TASK TO COMPLETE ->
All entries below must be given again exactly as they stand.
**** MATERIALS PROVIDED
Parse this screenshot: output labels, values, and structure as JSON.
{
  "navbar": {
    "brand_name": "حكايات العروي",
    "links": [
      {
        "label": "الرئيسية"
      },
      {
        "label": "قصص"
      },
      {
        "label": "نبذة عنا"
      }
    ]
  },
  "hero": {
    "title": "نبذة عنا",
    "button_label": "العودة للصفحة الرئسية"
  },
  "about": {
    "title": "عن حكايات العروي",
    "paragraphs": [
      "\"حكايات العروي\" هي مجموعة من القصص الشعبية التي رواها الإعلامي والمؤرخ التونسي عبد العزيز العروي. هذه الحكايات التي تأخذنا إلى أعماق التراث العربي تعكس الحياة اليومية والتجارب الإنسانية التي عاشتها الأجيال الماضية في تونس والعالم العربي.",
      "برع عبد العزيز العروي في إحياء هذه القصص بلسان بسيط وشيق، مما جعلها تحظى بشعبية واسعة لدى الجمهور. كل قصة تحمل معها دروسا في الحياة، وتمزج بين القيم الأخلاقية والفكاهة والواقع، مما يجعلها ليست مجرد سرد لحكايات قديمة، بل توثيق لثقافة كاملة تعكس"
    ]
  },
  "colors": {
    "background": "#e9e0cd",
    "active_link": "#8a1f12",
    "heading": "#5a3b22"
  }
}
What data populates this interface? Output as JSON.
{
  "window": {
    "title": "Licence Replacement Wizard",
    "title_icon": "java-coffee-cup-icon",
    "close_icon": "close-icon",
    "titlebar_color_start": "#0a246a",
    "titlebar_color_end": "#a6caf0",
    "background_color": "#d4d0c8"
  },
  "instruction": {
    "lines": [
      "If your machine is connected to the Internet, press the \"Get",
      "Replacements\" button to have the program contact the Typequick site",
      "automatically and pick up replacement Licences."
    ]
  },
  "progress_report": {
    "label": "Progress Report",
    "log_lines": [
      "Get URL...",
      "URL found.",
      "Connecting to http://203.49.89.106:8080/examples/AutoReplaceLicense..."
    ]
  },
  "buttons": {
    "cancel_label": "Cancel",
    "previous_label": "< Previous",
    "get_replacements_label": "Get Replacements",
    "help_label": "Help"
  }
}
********
RESPONSE TO THIS EXERCISE ->
Parse this screenshot: output labels, values, and structure as JSON.
{
  "navbar": {
    "brand_name": "حكايات العروي",
    "links": [
      {
        "label": "الرئيسية"
      },
      {
        "label": "قصص"
      },
      {
        "label": "نبذة عنا"
      }
    ]
  },
  "hero": {
    "title": "نبذة عنا",
    "button_label": "العودة للصفحة الرئسية"
  },
  "about": {
    "title": "عن حكايات العروي",
    "paragraphs": [
      "\"حكايات العروي\" هي مجموعة من القصص الشعبية التي رواها الإعلامي والمؤرخ التونسي عبد العزيز العروي. هذه الحكايات التي تأخذنا إلى أعماق التراث العربي تعكس الحياة اليومية والتجارب الإنسانية التي عاشتها الأجيال الماضية في تونس والعالم العربي.",
      "برع عبد العزيز العروي في إحياء هذه القصص بلسان بسيط وشيق، مما جعلها تحظى بشعبية واسعة لدى الجمهور. كل قصة تحمل معها دروسا في الحياة، وتمزج بين القيم الأخلاقية والفكاهة والواقع، مما يجعلها ليست مجرد سرد لحكايات قديمة، بل توثيق لثقافة كاملة تعكس"
    ]
  },
  "colors": {
    "background": "#e9e0cd",
    "active_link": "#8a1f12",
    "heading": "#5a3b22"
  }
}
What data populates this interface? Output as JSON.
{
  "window": {
    "title": "Licence Replacement Wizard",
    "title_icon": "java-coffee-cup-icon",
    "close_icon": "close-icon",
    "titlebar_color_start": "#0a246a",
    "titlebar_color_end": "#a6caf0",
    "background_color": "#d4d0c8"
  },
  "instruction": {
    "lines": [
      "If your machine is connected to the Internet, press the \"Get",
      "Replacements\" button to have the program contact the Typequick site",
      "automatically and pick up replacement Licences."
    ]
  },
  "progress_report": {
    "label": "Progress Report",
    "log_lines": [
      "Get URL...",
      "URL found.",
      "Connecting to http://203.49.89.106:8080/examples/AutoReplaceLicense..."
    ]
  },
  "buttons": {
    "cancel_label": "Cancel",
    "previous_label": "< Previous",
    "get_replacements_label": "Get Replacements",
    "help_label": "Help"
  }
}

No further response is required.